▶ Action item: Whenever "comments" appears in a line of the entries below, that line counts; give the total only.
○ ○ ○
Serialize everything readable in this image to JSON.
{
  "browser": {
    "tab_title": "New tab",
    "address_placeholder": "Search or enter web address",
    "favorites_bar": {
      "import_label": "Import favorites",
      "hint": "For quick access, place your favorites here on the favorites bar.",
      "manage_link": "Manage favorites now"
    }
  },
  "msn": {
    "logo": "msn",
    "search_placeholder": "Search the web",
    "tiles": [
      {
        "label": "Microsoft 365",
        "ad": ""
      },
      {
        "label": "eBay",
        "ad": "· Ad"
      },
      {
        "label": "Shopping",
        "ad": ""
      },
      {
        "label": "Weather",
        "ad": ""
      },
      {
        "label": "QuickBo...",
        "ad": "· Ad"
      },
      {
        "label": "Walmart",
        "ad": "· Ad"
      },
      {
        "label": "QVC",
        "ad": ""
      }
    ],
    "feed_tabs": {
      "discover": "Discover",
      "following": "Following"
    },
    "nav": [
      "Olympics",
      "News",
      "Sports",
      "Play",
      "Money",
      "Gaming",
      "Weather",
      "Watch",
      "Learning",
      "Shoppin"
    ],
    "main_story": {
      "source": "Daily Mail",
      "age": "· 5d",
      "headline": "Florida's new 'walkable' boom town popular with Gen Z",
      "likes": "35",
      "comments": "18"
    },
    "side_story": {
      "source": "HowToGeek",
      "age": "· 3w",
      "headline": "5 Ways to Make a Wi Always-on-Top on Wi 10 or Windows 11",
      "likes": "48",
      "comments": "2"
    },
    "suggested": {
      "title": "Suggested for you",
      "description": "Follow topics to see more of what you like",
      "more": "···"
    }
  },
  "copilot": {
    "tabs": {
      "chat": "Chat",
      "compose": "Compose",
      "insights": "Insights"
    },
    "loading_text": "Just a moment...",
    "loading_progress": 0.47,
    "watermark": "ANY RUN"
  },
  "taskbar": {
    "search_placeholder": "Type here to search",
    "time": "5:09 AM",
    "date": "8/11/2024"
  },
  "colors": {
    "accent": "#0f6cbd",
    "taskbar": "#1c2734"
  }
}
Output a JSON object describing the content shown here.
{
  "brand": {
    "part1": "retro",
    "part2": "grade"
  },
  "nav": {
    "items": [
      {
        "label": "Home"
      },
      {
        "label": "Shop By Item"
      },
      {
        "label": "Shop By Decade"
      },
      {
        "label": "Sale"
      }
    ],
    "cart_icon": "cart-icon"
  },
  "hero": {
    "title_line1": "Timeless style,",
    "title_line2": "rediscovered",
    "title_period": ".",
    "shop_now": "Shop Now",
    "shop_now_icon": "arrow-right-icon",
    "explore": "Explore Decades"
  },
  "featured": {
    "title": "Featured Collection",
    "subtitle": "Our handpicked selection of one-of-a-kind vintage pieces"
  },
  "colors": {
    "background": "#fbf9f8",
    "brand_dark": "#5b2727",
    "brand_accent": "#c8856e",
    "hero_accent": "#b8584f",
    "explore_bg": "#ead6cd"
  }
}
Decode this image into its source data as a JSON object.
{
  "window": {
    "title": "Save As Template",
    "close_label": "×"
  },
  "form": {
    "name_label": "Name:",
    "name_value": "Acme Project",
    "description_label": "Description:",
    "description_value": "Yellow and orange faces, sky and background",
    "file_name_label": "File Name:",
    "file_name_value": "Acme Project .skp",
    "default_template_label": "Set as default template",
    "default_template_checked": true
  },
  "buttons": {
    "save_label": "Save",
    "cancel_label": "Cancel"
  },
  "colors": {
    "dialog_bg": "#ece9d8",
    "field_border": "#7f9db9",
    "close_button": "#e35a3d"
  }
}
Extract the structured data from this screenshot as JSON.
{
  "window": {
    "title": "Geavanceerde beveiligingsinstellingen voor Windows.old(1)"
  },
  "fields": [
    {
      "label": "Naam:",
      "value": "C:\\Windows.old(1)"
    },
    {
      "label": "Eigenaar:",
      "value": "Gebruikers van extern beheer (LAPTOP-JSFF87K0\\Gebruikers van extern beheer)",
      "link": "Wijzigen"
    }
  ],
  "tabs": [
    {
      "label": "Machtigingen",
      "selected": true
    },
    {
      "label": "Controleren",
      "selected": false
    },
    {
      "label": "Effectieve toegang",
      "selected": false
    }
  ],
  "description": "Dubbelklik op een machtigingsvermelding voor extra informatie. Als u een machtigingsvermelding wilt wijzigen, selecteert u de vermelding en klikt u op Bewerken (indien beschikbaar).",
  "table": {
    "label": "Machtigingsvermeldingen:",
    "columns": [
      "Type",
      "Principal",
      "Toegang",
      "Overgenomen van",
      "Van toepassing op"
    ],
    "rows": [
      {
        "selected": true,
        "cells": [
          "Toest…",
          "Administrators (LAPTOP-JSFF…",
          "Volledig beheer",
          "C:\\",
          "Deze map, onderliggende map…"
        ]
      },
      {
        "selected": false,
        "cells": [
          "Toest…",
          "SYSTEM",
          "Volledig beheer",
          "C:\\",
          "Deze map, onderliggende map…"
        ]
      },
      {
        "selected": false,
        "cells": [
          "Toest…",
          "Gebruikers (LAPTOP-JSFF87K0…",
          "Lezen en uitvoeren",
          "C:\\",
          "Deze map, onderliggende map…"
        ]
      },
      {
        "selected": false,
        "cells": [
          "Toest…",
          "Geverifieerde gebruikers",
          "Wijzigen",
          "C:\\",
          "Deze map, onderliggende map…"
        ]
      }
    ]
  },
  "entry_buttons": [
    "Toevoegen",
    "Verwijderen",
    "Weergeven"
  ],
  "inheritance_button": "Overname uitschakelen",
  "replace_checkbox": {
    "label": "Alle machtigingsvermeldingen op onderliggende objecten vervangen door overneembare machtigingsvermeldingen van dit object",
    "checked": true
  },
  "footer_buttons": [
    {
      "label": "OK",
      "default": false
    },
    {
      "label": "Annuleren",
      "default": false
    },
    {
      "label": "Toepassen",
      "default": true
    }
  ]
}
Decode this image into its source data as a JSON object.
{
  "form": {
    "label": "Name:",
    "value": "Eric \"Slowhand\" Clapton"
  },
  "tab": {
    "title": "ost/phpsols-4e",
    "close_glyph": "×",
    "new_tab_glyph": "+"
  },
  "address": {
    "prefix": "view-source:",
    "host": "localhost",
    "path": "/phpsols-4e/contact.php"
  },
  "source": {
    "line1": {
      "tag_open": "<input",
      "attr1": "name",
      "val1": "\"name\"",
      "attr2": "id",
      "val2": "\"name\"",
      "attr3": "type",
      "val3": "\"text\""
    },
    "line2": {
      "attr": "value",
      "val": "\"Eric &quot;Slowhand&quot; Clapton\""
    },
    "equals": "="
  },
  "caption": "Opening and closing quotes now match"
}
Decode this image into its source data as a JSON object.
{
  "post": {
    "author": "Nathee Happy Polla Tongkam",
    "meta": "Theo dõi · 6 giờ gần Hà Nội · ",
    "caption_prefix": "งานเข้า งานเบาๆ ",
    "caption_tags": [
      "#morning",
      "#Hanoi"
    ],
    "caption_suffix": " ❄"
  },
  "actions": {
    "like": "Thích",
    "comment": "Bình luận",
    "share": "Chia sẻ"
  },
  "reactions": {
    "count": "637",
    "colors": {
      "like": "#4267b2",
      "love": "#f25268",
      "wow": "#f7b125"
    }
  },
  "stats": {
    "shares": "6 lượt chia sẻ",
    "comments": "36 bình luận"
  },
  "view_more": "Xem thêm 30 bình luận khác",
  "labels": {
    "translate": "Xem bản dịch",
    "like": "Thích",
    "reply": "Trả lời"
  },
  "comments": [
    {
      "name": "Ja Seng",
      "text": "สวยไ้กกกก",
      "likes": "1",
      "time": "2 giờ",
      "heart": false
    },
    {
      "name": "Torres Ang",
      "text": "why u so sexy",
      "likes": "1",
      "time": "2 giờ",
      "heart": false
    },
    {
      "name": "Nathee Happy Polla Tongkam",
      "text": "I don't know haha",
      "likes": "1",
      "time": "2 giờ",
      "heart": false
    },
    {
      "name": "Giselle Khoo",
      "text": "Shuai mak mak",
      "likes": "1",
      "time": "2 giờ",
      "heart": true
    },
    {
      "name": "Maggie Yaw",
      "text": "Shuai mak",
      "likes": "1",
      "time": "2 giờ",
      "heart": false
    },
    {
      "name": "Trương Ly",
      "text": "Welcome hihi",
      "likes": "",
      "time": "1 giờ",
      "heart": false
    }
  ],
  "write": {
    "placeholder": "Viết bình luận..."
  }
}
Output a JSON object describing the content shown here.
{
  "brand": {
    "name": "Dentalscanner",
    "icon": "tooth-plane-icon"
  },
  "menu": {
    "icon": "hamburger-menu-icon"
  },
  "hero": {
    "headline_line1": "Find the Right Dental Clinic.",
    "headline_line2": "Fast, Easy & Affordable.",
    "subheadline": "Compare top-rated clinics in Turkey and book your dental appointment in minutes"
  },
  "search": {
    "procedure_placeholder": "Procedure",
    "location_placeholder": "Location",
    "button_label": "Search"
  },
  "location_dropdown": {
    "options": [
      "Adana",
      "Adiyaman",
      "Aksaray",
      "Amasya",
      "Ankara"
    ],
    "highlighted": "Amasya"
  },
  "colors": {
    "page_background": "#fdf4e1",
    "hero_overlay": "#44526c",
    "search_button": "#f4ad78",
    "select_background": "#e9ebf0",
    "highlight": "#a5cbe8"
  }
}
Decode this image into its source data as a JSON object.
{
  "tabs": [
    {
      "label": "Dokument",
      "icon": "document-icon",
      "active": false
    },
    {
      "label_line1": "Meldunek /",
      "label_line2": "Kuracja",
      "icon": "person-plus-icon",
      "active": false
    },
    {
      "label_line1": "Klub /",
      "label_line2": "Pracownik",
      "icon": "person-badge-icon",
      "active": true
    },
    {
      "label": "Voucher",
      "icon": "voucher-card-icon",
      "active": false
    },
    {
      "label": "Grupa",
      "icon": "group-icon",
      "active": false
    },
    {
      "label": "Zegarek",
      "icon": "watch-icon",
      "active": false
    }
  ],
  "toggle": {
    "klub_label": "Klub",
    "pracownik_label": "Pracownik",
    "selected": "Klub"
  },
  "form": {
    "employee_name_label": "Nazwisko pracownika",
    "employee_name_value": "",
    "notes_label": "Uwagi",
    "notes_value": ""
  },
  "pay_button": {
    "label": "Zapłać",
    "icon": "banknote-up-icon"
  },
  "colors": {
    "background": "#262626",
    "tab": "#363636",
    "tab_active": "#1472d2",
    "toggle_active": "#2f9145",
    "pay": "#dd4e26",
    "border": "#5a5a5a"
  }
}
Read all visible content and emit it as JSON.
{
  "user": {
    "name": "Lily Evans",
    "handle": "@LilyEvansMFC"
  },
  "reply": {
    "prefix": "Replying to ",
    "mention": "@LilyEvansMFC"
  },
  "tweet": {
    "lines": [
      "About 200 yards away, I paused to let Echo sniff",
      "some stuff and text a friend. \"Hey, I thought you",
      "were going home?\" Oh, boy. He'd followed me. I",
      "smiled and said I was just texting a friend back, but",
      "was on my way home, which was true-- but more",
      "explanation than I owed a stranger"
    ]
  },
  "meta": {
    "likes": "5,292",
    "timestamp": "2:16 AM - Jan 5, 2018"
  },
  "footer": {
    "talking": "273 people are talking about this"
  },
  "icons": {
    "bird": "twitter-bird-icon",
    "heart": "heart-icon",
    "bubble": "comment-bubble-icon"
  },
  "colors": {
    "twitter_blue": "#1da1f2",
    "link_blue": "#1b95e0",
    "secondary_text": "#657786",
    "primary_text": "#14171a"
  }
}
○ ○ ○
▶ Solution to this problem: 4